by Bernard K. Means
At last week’s Society for American Archaeology meeting, I was a co-author of a paper that presented on efforts led by Bruce Manzano and his colleagues to develop a way to identify animal bones from digital scans and using geometric morphometrics. Here is the abstract for the talk.
Identification Using 3D Scanning and Printing?
Bruce L. Manzano, Thomas Royster, Bernard Means, and George Crothers
Recent developments in 3D scanning and printing are used increasingly more in zooarchaeology. Our research takes the use of 3D technology further by attempting to develop a method that will enable the identification of bones based on 3D scans. This exploratory approach uses a series of standardized measurements on 3D scans of key skeletal elements to determine the statistical probability for the best fit of an unknown bone to known comparative materials. An example of this approach is shown with the 3D database generated on key elements of the guinea pig (Cavia porcellus), gray squirrel (Sciurus carolinensis), passenger pigeon (Ectopistes migratorius), and rock dove (Columba livia).
Below is a copy of our presentation.

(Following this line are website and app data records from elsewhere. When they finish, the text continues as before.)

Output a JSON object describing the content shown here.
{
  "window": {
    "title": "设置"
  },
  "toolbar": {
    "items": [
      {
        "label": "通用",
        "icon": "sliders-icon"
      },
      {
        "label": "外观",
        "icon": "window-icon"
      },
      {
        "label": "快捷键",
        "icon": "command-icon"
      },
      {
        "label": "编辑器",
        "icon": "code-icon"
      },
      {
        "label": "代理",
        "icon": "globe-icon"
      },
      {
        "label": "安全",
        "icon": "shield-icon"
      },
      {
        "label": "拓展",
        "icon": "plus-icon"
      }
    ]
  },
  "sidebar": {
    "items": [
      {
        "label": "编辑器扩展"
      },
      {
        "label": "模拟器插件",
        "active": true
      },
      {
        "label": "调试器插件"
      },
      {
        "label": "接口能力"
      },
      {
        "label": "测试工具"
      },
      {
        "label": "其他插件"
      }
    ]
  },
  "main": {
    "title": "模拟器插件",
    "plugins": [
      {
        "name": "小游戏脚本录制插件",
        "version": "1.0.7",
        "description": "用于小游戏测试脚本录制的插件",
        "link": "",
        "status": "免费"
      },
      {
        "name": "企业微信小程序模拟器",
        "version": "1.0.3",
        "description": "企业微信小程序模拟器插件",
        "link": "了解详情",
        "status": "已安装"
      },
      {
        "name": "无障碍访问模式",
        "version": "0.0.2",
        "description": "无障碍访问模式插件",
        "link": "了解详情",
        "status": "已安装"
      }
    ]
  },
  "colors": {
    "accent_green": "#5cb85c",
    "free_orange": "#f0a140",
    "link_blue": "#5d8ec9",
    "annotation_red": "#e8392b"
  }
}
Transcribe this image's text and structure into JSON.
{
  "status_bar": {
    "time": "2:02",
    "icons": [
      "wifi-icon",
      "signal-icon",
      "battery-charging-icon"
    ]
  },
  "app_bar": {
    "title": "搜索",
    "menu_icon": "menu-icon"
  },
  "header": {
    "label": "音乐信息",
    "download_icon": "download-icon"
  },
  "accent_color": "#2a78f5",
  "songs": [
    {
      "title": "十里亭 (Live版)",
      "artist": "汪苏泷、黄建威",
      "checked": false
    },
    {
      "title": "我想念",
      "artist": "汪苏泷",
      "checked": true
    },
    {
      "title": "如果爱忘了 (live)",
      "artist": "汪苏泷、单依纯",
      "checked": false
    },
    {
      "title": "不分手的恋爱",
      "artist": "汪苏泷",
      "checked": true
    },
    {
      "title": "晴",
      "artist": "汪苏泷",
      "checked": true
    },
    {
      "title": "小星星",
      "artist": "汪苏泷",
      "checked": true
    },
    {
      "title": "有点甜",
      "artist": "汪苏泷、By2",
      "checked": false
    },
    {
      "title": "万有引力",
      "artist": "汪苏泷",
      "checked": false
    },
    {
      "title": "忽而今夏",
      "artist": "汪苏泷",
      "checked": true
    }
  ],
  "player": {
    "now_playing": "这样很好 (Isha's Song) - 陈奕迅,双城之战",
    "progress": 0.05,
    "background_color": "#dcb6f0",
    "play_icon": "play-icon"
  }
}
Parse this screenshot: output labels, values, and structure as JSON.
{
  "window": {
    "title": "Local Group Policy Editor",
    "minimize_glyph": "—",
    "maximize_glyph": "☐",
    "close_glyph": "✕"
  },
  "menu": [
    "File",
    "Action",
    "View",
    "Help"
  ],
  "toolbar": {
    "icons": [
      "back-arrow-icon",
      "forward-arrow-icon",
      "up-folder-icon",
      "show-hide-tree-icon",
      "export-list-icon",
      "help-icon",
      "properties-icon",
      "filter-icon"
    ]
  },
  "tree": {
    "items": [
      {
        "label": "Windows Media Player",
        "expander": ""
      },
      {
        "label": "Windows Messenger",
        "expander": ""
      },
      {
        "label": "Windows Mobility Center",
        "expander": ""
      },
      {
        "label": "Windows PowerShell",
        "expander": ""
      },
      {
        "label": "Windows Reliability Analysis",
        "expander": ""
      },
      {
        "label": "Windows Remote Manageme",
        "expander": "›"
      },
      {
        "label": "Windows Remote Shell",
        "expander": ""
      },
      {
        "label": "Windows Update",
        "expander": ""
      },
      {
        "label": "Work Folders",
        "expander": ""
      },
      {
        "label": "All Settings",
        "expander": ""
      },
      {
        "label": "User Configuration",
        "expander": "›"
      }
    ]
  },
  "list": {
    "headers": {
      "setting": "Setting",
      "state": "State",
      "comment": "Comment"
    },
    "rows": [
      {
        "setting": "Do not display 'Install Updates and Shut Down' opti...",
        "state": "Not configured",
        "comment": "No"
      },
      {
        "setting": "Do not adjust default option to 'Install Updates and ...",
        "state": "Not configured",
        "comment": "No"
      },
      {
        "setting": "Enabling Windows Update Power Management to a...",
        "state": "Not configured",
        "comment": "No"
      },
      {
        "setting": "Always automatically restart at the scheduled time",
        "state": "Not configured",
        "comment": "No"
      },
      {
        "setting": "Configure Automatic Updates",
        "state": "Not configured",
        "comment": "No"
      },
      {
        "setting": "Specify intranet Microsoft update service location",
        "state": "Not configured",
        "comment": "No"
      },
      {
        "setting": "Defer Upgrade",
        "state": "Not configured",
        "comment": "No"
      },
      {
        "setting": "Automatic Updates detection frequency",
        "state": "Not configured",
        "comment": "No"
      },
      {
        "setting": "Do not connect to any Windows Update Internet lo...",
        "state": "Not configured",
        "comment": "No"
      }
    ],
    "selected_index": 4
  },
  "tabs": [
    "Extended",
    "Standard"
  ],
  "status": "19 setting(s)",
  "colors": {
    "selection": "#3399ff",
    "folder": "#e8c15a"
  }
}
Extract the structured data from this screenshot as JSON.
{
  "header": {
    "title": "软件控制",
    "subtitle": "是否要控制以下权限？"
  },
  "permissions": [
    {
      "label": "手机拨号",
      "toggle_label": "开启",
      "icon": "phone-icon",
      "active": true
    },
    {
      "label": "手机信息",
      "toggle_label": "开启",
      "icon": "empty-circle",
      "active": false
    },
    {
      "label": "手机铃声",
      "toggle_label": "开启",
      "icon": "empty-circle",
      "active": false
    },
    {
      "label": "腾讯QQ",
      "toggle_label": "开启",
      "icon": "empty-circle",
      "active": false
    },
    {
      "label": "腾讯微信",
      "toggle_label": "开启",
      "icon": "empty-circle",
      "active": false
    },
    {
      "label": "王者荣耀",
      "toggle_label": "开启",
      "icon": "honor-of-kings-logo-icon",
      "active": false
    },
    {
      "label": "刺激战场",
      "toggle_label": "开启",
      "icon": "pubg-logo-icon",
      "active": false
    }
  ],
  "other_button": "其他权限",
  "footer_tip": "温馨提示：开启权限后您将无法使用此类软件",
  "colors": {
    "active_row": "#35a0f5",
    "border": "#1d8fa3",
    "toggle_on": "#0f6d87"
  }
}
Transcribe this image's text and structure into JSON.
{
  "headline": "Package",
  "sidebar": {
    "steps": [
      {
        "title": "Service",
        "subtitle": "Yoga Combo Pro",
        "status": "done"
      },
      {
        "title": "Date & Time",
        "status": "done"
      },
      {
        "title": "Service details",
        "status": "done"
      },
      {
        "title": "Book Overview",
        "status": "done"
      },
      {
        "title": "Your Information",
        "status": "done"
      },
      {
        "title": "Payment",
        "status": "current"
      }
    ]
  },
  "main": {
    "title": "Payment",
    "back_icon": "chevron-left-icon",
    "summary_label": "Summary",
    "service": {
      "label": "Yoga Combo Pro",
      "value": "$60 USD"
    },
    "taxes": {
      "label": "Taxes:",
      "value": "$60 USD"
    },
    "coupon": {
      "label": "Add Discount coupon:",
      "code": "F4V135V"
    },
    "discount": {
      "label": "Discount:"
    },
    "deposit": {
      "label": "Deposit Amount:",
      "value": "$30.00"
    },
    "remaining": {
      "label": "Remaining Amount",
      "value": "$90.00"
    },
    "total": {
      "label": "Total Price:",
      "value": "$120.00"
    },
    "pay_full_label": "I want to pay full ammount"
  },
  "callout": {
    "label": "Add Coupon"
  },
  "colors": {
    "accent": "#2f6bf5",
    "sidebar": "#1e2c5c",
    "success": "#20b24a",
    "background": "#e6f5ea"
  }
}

As part of this current paper, we worked to 3D scan guinea pig bones provided by Bruce. Some of these as well as other bones are freely downloadable here: https://sketchfab.com/virtualcurationlab/collections/zooarchaeology. You will hear more about this project in the coming months.